▸ Your instructions
Which lines of the data below hold "name"? Copy each of them.

***** Records shown

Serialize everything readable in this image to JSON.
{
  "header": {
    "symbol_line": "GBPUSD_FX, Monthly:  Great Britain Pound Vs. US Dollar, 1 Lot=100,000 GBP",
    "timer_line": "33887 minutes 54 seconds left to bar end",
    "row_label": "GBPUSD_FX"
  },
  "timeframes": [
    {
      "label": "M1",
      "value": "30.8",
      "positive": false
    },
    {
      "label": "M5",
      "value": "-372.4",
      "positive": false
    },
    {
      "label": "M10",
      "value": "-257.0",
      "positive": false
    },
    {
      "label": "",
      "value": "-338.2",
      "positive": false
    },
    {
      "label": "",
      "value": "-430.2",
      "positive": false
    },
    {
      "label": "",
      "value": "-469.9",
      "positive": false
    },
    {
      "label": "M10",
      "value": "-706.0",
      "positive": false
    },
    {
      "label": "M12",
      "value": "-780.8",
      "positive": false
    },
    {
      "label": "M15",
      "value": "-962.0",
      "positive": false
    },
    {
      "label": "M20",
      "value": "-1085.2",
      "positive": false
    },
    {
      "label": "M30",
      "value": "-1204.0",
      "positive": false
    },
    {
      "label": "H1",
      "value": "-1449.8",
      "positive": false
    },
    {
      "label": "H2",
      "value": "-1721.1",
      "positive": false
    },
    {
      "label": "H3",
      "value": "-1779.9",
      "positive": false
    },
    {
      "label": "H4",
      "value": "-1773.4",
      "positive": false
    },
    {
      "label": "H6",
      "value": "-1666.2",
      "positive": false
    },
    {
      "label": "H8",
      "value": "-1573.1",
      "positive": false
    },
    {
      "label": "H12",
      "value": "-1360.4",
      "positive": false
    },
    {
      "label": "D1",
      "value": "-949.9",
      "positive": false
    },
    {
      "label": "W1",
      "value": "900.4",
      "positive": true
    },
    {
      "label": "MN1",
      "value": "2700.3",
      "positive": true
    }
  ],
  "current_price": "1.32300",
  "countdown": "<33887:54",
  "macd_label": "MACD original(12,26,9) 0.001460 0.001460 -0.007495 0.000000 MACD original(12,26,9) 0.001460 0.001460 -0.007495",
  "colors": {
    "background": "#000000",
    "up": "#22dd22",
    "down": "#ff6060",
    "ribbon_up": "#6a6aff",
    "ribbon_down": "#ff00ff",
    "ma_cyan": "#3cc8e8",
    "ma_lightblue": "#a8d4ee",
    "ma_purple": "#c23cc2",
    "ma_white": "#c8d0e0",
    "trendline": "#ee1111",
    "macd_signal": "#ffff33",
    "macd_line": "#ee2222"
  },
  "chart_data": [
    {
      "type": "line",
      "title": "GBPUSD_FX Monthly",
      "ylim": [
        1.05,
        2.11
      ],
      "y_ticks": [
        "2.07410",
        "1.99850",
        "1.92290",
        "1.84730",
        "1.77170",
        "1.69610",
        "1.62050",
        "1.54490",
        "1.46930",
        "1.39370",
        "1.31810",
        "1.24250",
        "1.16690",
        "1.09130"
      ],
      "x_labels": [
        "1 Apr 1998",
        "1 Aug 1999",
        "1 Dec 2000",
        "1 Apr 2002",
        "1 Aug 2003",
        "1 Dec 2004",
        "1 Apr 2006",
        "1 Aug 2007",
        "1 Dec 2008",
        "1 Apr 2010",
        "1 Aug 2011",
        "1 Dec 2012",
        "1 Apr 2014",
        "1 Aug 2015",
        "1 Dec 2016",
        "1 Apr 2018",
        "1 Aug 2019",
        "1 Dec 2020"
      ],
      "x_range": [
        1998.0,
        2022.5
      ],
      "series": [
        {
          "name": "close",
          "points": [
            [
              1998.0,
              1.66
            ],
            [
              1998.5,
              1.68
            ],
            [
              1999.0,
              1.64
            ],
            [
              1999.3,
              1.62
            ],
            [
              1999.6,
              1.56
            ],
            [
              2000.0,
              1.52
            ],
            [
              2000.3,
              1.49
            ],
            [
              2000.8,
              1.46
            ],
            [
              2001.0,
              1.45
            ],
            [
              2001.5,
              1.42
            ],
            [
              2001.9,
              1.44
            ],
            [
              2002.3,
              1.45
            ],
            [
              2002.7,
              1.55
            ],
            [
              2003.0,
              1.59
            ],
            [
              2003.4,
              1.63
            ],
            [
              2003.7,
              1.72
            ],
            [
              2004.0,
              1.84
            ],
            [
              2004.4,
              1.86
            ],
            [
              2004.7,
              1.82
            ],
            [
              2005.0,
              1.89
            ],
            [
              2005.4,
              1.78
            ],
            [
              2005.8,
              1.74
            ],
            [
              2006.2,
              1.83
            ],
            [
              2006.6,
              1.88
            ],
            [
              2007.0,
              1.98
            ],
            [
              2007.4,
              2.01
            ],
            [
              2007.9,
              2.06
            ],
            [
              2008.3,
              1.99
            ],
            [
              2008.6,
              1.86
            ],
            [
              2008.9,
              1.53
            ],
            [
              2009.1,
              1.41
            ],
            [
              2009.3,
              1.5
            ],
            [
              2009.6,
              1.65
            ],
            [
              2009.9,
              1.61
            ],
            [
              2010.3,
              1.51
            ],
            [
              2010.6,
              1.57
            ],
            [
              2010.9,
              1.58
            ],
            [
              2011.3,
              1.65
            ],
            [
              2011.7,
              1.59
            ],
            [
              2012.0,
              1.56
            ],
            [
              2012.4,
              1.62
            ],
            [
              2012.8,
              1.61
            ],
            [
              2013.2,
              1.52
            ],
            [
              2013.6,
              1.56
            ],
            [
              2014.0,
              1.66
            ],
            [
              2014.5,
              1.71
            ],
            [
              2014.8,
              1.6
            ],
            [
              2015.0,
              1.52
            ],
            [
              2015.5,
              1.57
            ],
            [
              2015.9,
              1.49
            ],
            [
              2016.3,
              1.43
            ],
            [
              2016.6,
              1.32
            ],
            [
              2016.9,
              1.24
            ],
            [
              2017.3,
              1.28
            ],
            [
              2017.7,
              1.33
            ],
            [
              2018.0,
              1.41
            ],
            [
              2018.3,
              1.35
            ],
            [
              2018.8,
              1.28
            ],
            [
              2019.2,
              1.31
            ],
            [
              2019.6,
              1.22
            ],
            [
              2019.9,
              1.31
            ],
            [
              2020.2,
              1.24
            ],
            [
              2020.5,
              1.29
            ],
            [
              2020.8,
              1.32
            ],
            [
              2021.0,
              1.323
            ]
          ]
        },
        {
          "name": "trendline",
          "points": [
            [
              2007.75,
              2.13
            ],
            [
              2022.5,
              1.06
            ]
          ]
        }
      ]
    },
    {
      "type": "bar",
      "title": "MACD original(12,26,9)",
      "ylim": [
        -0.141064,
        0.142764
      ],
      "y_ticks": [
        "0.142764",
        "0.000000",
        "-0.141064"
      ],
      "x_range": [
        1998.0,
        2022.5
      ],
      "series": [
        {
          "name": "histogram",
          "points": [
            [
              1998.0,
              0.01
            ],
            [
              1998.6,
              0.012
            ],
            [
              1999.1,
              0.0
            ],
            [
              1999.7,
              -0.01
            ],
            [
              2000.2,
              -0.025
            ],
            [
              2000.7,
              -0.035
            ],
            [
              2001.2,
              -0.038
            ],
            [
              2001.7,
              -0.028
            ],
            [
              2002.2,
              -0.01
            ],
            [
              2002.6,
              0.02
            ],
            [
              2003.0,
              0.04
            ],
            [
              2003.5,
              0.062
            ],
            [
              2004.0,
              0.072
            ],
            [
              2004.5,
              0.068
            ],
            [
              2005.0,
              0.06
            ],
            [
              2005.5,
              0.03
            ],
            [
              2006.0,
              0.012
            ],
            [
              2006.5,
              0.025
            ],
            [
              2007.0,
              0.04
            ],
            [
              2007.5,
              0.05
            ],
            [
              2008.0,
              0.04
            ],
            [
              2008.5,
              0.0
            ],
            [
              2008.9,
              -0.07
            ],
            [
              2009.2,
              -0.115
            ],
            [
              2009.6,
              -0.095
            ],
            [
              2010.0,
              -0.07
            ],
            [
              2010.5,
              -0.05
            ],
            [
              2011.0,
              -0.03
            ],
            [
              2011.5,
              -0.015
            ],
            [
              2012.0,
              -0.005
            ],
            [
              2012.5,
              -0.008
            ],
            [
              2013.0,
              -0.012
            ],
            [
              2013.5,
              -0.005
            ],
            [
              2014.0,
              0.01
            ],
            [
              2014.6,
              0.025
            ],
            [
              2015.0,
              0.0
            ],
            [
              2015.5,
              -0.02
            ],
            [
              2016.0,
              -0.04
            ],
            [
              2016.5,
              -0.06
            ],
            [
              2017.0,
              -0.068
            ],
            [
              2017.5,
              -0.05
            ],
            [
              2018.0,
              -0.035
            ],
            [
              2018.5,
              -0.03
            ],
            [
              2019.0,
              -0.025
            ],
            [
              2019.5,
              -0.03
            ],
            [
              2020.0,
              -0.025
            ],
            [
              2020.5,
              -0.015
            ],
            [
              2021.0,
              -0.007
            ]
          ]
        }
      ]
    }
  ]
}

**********

▸ Output below
          "name": "close",
          "name": "trendline",
          "name": "histogram",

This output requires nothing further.